BB Cake and Coffee has eye-boggling window displays of cakes, which are available for home delivery and cost around K28,000 (excluding delivery charges). As implausible as it sounds, there are even cakes displayed on iron framed bicycles. Each bicycle has three oversized cream cakes perched on the place where a seat would go, plus one above that and below.

But while a decadent birthday treat is one thing, BB Cakes is not for health conscious consumers. And brown bread lovers beware: there is nothing for you here but a pack of four brown bread slices that will set you back a surprising K1,800. Plain white bread is sold in slices of 10, for the over-the-top sum of K2,200. Although there are bakers on the premises, there are no baguettes or the like in sight and almost everything is sweet rather than savoury. Granted, it’s acake and coffee shop, but when items such as Fruit Pizza (K1,500) or Flower Sausage (K1,500) make an attempt to fill that gap, it seems that something less ambitious and more comforting and nutritious may have been a better way to go. The bacon croissant was served cold and contained a confusing spread of sliced cucumber and chopped cabbage in a mayonnaise dressing, which gave me a sense that a lot less thought is going into the food than the beautiful interior design. The chicken and bacon sandwiches on display had been deep fried and it was hard to tell if they were made of bread or the ubiquitous puff pastry, with a thin strip of bacon slathered across the top of the latter. Sadly the results were ultimately unappealing.

Outdoor seating is also available
Outdoor seating is also available

As the chef of one Yangon’s best known restaurants once told me, “There’s enough room in the market for all the new cafes and restaurants popping up in Yangon.
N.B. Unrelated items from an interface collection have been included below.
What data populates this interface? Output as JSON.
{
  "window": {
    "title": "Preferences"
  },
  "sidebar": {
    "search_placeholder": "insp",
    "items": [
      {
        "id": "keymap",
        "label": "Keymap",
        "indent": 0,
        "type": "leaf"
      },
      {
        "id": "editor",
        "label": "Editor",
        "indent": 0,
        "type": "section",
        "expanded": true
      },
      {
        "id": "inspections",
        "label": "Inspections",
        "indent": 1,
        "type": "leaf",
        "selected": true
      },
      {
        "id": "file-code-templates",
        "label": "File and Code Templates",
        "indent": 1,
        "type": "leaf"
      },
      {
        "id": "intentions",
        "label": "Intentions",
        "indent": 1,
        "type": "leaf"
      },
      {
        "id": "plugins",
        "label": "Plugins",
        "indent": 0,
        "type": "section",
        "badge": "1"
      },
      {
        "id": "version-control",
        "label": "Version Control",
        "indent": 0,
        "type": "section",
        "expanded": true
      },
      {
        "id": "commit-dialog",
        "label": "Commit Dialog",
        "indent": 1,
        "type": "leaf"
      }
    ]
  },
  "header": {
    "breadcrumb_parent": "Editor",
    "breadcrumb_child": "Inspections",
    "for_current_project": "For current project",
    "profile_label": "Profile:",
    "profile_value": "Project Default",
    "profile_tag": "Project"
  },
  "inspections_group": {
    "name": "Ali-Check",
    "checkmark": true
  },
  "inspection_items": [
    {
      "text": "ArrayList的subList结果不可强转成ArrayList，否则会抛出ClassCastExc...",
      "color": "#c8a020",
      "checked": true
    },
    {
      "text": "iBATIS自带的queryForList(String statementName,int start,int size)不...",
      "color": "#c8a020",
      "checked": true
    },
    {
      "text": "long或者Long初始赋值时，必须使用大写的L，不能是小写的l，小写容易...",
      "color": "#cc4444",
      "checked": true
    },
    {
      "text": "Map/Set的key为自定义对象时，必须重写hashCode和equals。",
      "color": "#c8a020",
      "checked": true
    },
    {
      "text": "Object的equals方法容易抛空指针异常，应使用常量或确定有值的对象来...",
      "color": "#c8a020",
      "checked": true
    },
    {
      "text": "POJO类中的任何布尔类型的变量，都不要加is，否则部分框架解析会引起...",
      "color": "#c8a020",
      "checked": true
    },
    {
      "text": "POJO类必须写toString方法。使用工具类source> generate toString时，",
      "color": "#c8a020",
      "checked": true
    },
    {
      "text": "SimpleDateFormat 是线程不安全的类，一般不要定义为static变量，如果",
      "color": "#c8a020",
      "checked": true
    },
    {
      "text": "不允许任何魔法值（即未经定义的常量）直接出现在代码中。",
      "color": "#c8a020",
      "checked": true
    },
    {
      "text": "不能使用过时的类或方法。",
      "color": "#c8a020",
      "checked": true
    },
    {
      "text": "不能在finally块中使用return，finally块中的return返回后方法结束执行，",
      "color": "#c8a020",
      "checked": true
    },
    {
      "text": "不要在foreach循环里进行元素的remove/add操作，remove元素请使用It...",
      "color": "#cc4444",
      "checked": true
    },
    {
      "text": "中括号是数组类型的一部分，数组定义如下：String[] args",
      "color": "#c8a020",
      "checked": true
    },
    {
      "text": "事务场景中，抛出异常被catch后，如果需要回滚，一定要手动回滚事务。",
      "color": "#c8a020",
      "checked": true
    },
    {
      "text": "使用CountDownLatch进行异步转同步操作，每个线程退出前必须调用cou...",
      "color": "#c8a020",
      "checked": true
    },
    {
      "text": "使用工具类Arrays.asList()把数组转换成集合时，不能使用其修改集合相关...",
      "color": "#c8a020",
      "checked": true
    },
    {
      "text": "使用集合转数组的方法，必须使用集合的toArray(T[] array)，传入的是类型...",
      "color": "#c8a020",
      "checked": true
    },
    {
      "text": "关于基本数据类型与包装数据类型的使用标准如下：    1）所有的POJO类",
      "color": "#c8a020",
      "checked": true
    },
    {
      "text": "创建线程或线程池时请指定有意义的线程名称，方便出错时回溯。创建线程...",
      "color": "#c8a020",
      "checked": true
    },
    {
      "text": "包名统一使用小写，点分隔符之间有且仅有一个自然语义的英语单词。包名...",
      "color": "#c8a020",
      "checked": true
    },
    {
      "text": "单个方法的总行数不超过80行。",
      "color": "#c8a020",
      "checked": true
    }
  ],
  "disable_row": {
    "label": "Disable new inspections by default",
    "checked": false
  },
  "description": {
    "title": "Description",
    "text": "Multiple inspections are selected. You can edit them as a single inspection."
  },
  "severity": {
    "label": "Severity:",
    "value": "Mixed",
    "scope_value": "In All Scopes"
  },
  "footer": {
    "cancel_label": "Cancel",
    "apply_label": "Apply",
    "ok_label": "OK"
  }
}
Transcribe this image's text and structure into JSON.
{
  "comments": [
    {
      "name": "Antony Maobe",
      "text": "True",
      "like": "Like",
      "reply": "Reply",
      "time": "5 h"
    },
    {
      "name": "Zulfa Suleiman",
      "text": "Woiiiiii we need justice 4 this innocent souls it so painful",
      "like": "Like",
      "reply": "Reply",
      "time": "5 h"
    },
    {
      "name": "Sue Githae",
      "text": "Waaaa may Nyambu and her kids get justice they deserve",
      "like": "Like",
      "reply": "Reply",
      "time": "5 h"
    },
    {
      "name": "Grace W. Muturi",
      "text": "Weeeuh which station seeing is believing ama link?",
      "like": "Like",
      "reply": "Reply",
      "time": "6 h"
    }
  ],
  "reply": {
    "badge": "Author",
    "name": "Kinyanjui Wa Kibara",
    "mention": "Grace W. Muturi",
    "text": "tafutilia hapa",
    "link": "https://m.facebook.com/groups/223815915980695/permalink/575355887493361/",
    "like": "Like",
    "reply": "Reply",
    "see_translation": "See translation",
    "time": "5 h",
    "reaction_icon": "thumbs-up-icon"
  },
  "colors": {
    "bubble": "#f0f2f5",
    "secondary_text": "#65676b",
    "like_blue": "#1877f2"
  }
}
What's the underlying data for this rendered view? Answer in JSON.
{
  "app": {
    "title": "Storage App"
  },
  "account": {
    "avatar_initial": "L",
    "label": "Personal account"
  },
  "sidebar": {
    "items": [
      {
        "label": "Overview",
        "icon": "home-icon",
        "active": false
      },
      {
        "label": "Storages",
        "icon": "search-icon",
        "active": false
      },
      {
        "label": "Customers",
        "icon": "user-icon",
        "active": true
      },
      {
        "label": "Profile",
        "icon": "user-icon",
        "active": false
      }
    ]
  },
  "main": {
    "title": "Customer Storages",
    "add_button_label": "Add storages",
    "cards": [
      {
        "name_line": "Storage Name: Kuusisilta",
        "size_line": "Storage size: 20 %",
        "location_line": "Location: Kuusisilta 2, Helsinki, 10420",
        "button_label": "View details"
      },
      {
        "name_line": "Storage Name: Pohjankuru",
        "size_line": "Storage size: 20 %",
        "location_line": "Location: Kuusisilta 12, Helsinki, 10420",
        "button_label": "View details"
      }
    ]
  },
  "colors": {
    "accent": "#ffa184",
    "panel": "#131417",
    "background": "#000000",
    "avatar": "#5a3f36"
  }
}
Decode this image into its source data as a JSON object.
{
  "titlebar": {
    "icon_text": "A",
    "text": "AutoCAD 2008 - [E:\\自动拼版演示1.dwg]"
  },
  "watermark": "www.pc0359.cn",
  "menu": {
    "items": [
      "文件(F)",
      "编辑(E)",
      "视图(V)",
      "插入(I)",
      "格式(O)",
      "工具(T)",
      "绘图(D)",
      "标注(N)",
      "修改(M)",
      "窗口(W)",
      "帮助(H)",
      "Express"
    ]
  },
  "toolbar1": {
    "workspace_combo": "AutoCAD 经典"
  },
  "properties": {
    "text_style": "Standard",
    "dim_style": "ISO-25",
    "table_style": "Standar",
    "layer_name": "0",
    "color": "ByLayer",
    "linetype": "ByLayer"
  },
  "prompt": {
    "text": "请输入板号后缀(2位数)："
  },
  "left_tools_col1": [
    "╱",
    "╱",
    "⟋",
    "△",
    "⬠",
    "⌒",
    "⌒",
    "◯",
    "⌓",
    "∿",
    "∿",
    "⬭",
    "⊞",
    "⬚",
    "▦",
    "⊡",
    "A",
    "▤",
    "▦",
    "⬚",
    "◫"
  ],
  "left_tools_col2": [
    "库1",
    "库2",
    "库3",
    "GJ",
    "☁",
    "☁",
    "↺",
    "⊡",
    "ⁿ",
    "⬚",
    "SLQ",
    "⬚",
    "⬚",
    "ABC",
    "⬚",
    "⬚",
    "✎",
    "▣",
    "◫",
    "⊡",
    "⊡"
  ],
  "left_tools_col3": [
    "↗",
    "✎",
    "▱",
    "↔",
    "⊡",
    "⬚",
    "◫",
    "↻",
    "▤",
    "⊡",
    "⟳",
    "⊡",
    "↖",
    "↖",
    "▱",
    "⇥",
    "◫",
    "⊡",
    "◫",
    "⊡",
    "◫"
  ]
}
The problem is that most places get the concept and service right, but fall flat on the food. Or it’s the other way round…”

For the time being at least, BB Cake and Coffee falls into that category.

BB Cake and Coffee is located on No. 48 Parami Road (on the corner of Myint Zu Street) Parami.

Phone: 09 4211 806 70

Please note: This review was published by Mizzima way back in December 2013 – so perhaps take it with a grain of salt (pardon the pun).